By FORMER VICE PRESIDENT JEJOMAR C. BINAY
Recent figures point to a troubling future ahead. Just last week, a Labor Department official said an estimated 1.9 million workers are expected to lose their jobs in the coming weeks. Meanwhile, over 300,000 Overseas Filipino workers (OFWs) have been displaced by the pandemic as of May and are bound for home. The Labor Department estimates that by December 2021, over one million OFWs may be out of work.
But these are hard numbers. Numbers have human faces. I saw some of these faces – grim and gaunt – as I travelled along Roxas Boulevard last week.
They were mostly huddled together in the shade. Some of them held signs in the midst of the afternoon heat, asking motorists for either money or food. While Roxas Boulevard has always had its share of beggars, those begging were not vagrants but mostly workers from the so-called informal sector. According to some news reports, these are construction workers left to fend for themselves by their contractors, and jeepney drivers who have lost their livelihood with the imposition of a ban on public transportation. In an interview, one of them admitted he was ashamed to be begging for food. “We had to endure it so we can have something to eat,” he said. This reminded me of a news report I saw of a taxi driver who had lined up for cash aid only to be turned away. With tears running down his cheeks, he told a TV reporter: “It’s hard to be poor.” His original remark, delivered in the native tongue, hits you harder in the gut: “Ang hirap maging mahirap.”
The extended lockdown has driven hundreds of hungry Filipinos to the indignity of begging in order to survive. They do so knowing that they face the possibility of being arrested and punished harshly. But they have no choice. They rely on the charity of the few who are allowed to venture out of the streets mostly to buy basic necessities. Yet we must celebrate the spirit of sharing that I personally witnessed. Ordinary citizens alighted from their vehicles to give food. They were welcomed with wide and grateful smiles. And if ordinary citizens can share what they have during a pandemic, why not government agencies like the Social Welfare Department whose mandate is to assist the poor and needy, especially during a crisis?
The people, most especially the poor, have sacrificed more – have suffered more – during the past 70 days than at any time in recent memory. And many of them cannot be faulted for feeling abandoned by their government. The promised amelioration excluded thousands. In many localities, the poor were left to fend for themselves. Those arrested for violating the curfew and even for merely stepping out of their homes were treated like criminals by overzealous policemen and local officials. Fear and anxiety characterized those 70 days, and the next few weeks offer no hope of relief and certainty.
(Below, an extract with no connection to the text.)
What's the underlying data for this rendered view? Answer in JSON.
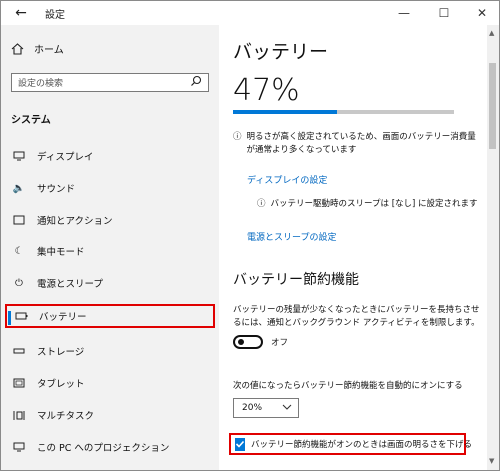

Government has recently announced a second wave of cash aid, but only in certain areas. There are plans of aid programs for workers and businesses. An ambitious assistance program for displaced OFWs carries a price tag of over P15 billion. Officials said this will fund, among others, skills training and livelihood assistance projects. But in a global economy where job opportunities have shrunk and in a local economy projected to be sluggish, such interventions may have little impact. Many Filipinos are bracing for the possibility of joining the ranks of the “new poor.” Economic and policy experts consider a spike in poverty rate a foregone conclusion.
The World Bank recommends several measures to mitigate poverty. These include continuing to provide cash aid for poor families, ensuring that these cash transfers are released quickly to the “existing poor” and the “new poor,” and the use of information for decision making and assessing the impact of social amelioration responses.
But the devil, as they say, is always in the details. One cannot sustain a long-term cash aid program when some legislators are more concerned about keeping money for their pet projects, and spending priorities are skewed by politics and profiteering. One cannot disburse assistance quickly when bureaucrats are either incompetent or inflexible, or both. One cannot make the right decisions when data is delayed, unreliable – or according to many observers – massaged. Lastly, one cannot correctly assess if decisions are making an impact when the decision makers prefer the comfort of air-conditioned offices rather than the harsh reality of life on the streets.